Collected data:

--- --- ---

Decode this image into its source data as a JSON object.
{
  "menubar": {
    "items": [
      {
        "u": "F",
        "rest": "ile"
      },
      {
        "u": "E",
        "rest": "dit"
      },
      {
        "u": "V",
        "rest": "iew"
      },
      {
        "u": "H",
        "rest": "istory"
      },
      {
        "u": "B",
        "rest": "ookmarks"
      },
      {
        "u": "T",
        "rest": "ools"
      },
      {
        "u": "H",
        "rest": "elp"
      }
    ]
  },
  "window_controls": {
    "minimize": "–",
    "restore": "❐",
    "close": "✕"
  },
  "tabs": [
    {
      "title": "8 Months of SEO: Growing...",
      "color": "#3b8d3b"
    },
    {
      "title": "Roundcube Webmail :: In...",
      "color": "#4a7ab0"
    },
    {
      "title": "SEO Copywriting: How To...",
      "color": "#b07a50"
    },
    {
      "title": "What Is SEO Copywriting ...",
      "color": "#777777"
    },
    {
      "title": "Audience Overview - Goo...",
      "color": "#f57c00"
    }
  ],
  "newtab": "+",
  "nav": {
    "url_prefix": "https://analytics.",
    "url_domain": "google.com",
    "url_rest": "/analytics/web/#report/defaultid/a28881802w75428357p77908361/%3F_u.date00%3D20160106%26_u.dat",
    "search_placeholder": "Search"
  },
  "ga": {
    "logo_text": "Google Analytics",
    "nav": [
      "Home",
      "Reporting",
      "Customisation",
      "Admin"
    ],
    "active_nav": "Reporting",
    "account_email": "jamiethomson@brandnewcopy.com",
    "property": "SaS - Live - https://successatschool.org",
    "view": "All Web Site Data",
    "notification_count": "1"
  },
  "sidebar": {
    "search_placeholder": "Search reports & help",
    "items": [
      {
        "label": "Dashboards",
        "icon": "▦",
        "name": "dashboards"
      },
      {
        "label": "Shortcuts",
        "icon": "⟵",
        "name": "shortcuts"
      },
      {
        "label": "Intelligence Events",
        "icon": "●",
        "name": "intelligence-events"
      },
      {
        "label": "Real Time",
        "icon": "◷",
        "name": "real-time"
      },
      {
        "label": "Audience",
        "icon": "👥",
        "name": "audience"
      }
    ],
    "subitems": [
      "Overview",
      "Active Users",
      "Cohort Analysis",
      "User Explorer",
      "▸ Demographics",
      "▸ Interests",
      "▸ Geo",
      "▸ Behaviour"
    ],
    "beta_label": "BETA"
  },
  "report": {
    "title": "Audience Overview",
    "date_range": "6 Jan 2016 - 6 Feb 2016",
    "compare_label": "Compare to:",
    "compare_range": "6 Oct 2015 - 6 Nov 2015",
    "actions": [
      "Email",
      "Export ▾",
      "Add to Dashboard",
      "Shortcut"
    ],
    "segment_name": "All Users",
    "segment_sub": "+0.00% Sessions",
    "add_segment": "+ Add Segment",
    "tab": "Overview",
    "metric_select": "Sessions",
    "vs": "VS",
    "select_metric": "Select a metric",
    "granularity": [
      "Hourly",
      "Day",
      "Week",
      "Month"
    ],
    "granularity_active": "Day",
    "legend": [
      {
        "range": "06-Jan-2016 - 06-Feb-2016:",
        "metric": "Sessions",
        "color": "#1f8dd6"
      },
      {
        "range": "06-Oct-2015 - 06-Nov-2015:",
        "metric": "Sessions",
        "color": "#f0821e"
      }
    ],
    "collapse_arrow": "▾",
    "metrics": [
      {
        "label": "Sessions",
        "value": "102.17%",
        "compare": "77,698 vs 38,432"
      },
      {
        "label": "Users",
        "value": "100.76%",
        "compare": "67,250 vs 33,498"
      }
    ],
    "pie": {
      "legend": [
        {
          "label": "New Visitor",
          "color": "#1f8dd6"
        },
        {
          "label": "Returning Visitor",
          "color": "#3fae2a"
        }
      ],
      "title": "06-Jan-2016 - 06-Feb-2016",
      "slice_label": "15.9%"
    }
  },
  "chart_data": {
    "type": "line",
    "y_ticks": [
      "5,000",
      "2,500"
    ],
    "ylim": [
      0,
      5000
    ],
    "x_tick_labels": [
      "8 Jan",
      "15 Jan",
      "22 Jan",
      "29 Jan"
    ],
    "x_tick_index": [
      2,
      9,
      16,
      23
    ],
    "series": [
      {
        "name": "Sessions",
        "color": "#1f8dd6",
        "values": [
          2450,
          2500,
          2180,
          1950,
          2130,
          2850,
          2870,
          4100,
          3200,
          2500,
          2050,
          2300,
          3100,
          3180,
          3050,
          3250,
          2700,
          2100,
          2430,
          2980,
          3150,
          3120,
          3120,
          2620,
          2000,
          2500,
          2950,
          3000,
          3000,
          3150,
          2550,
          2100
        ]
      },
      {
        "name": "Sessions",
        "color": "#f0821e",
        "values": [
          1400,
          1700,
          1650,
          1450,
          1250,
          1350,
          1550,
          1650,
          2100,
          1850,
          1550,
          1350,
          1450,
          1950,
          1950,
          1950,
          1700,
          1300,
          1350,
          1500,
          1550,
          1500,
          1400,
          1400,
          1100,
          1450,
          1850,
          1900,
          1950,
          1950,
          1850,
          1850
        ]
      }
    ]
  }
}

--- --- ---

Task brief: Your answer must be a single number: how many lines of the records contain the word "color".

Answer box: 11